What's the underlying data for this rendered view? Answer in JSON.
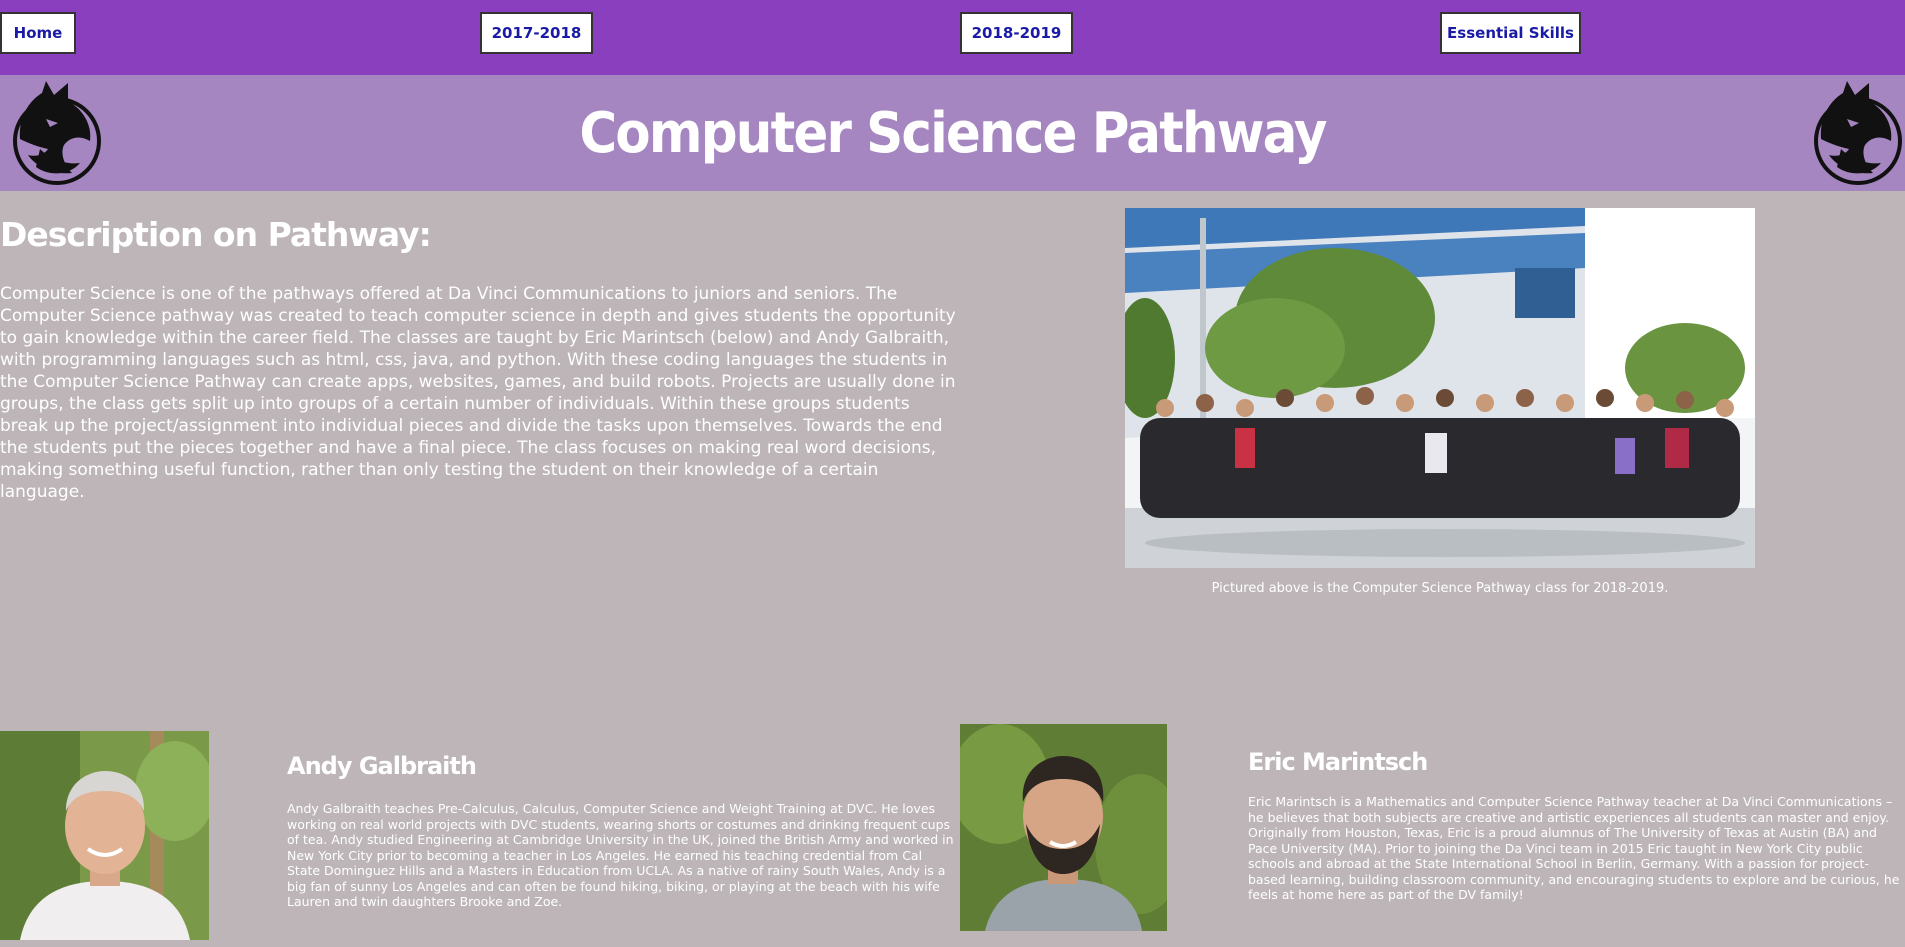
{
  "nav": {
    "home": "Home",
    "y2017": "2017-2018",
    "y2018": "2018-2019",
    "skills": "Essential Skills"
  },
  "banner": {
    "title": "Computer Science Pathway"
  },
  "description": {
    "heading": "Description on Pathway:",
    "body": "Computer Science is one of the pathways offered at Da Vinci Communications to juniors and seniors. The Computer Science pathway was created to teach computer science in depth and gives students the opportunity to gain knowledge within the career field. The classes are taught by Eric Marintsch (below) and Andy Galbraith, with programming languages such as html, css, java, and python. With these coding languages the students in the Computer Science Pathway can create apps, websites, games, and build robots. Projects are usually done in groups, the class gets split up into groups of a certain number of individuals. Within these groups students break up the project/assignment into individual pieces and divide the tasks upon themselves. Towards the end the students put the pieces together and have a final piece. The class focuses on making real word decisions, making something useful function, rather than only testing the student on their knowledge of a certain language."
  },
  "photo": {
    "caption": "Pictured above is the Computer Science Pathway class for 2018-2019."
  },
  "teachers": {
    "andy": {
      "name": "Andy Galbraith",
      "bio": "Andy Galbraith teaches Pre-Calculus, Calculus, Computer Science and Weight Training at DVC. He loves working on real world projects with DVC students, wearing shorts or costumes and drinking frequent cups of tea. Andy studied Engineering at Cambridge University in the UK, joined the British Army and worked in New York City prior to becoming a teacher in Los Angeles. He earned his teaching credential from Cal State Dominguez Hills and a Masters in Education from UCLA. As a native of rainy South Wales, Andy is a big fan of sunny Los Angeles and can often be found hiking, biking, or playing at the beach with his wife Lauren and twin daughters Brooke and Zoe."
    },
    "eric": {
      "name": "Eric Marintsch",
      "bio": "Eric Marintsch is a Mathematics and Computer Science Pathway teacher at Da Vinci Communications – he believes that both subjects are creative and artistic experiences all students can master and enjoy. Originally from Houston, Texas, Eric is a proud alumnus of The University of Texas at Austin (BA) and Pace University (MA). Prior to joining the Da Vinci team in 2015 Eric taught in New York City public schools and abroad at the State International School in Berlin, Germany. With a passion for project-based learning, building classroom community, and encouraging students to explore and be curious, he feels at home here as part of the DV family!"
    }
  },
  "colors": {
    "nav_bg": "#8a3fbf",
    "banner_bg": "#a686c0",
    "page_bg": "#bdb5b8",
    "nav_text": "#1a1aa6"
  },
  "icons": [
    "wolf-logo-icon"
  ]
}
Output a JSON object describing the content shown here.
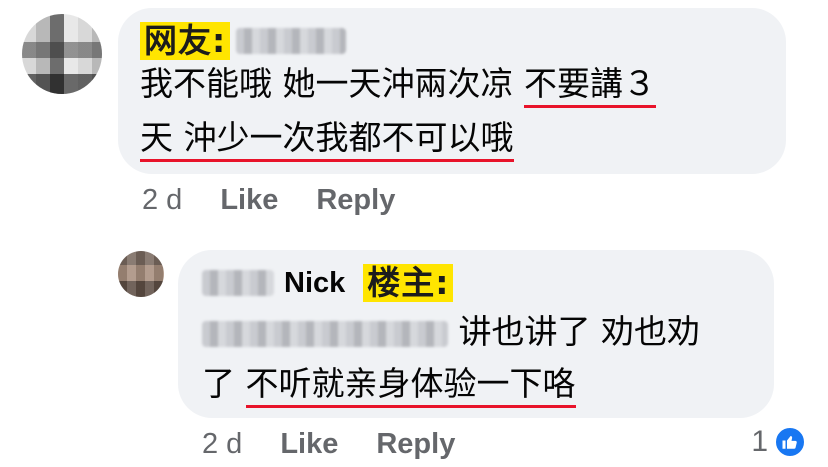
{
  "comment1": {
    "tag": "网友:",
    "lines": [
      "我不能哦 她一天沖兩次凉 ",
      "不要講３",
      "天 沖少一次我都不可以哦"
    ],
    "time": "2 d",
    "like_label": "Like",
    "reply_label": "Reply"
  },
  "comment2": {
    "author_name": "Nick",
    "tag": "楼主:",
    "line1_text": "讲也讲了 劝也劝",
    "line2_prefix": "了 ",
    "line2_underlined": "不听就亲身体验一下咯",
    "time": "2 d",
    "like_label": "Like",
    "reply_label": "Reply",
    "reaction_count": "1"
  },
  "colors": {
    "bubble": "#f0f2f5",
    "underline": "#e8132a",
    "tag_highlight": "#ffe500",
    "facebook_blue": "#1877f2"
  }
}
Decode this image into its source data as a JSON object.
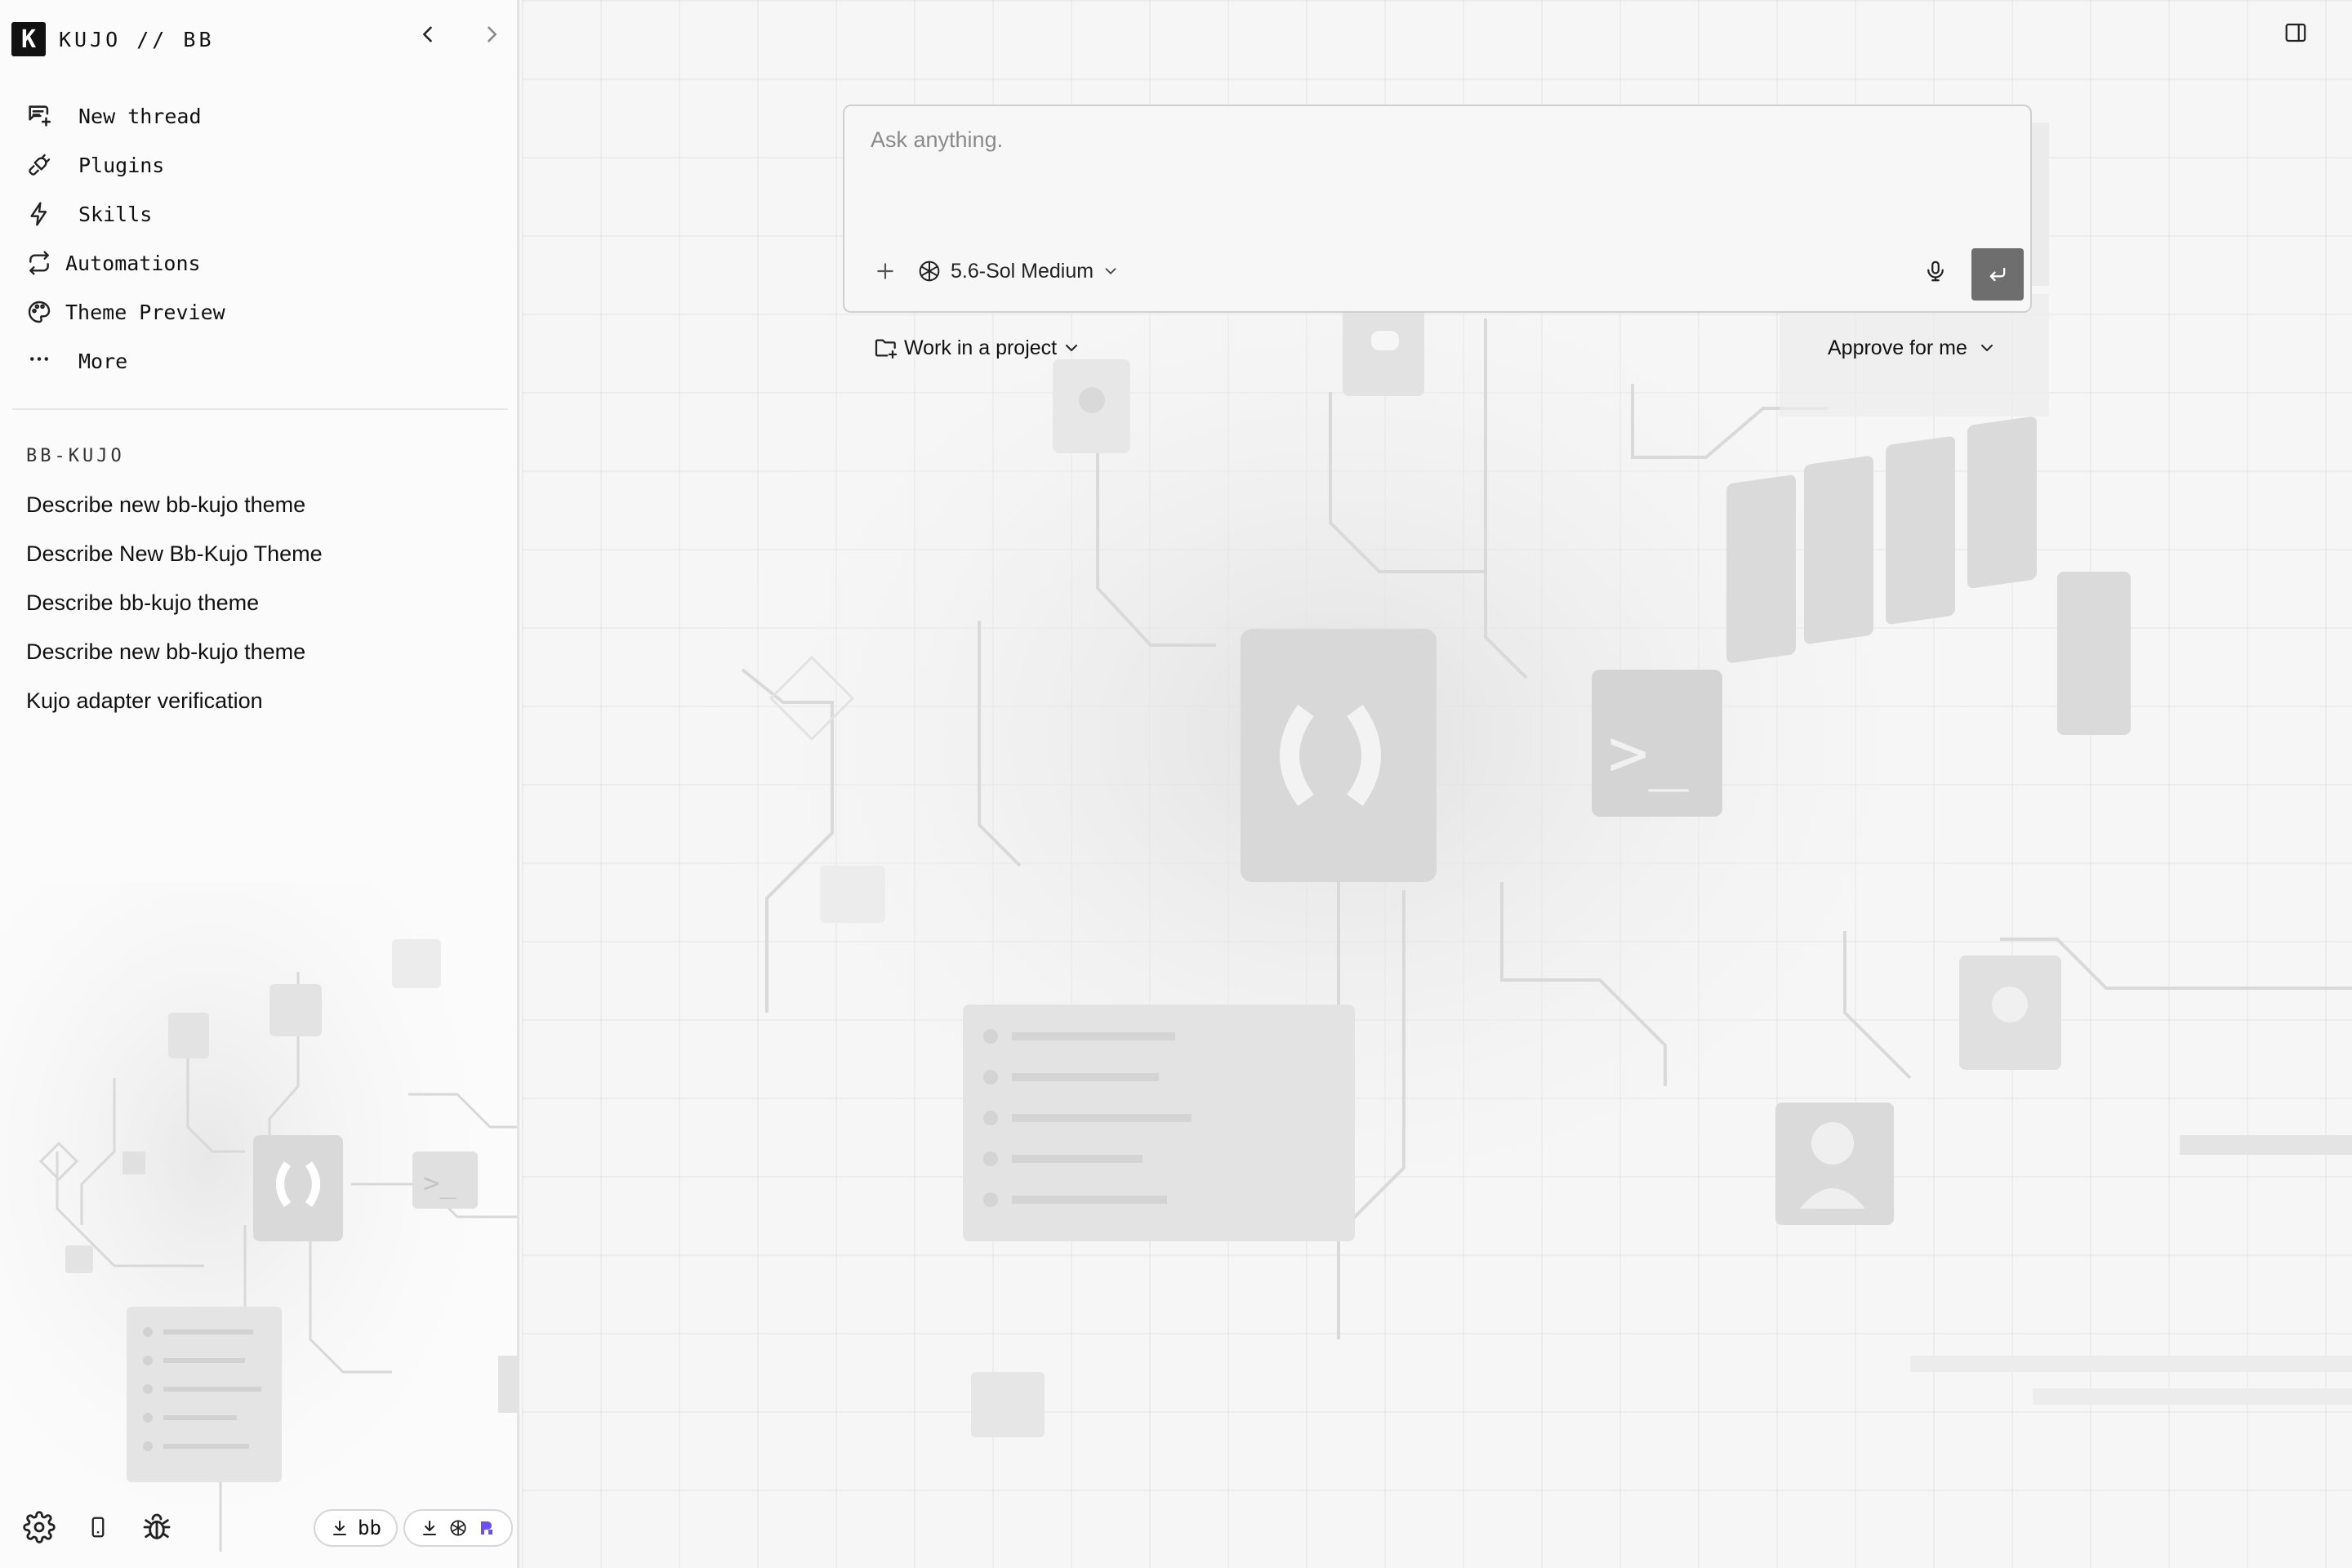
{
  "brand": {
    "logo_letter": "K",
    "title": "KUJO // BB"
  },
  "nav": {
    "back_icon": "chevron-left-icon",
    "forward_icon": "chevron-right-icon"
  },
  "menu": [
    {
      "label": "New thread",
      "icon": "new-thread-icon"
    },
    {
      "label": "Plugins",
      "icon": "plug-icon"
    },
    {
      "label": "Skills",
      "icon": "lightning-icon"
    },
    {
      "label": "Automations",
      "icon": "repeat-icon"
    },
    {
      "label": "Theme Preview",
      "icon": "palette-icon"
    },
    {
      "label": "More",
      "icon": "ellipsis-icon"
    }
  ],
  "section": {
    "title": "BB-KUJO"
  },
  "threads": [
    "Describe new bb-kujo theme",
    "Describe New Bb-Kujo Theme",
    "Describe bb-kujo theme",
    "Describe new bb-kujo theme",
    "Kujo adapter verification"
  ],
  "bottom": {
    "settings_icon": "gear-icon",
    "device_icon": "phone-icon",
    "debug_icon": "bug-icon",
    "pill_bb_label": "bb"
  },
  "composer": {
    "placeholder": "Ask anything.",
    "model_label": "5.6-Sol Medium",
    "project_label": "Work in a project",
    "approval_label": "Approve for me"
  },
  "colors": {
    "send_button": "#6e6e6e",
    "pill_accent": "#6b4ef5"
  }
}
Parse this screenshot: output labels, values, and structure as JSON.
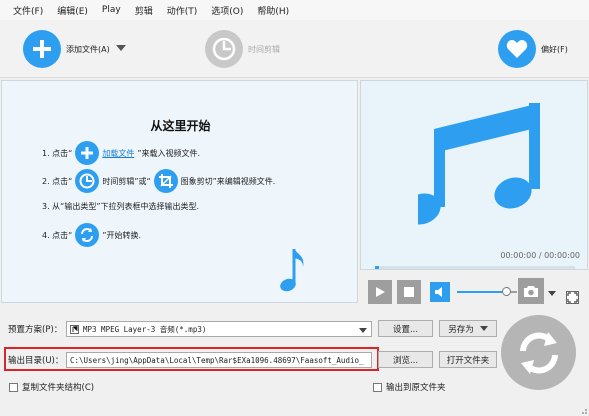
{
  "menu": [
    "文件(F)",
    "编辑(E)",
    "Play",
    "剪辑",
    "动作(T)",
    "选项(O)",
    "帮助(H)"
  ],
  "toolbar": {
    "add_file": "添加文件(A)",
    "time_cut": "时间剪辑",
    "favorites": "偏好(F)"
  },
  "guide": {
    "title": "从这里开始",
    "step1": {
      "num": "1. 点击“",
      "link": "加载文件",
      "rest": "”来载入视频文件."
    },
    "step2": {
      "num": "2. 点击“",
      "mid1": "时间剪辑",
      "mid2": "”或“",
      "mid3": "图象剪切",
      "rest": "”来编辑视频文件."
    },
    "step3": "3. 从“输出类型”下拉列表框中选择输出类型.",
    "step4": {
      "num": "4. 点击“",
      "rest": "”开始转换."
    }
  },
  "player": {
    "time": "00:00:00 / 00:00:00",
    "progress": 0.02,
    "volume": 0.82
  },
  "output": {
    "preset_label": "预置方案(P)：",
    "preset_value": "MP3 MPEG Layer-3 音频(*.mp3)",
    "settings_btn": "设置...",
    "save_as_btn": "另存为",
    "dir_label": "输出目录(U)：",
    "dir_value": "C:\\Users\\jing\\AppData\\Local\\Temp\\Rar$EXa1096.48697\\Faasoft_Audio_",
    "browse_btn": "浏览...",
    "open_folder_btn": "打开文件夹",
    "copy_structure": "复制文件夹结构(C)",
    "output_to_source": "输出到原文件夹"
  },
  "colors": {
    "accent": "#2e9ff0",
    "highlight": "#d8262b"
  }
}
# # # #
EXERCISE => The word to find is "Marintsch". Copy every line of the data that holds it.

SOLVED PROBLEM =>
    "body": "Computer Science is one of the pathways offered at Da Vinci Communications to juniors and seniors. The Computer Science pathway was created to teach computer science in depth and gives students the opportunity to gain knowledge within the career field. The classes are taught by Eric Marintsch (below) and Andy Galbraith, with programming languages such as html, css, java, and python. With these coding languages the students in the Computer Science Pathway can create apps, websites, games, and build robots. Projects are usually done in groups, the class gets split up into groups of a certain number of individuals. Within these groups students break up the project/assignment into individual pieces and divide the tasks upon themselves. Towards the end the students put the pieces together and have a final piece. The class focuses on making real word decisions, making something useful function, rather than only testing the student on their knowledge of a certain language."
      "name": "Eric Marintsch",
      "bio": "Eric Marintsch is a Mathematics and Computer Science Pathway teacher at Da Vinci Communications – he believes that both subjects are creative and artistic experiences all students can master and enjoy. Originally from Houston, Texas, Eric is a proud alumnus of The University of Texas at Austin (BA) and Pace University (MA). Prior to joining the Da Vinci team in 2015 Eric taught in New York City public schools and abroad at the State International School in Berlin, Germany. With a passion for project-based learning, building classroom community, and encouraging students to explore and be curious, he feels at home here as part of the DV family!"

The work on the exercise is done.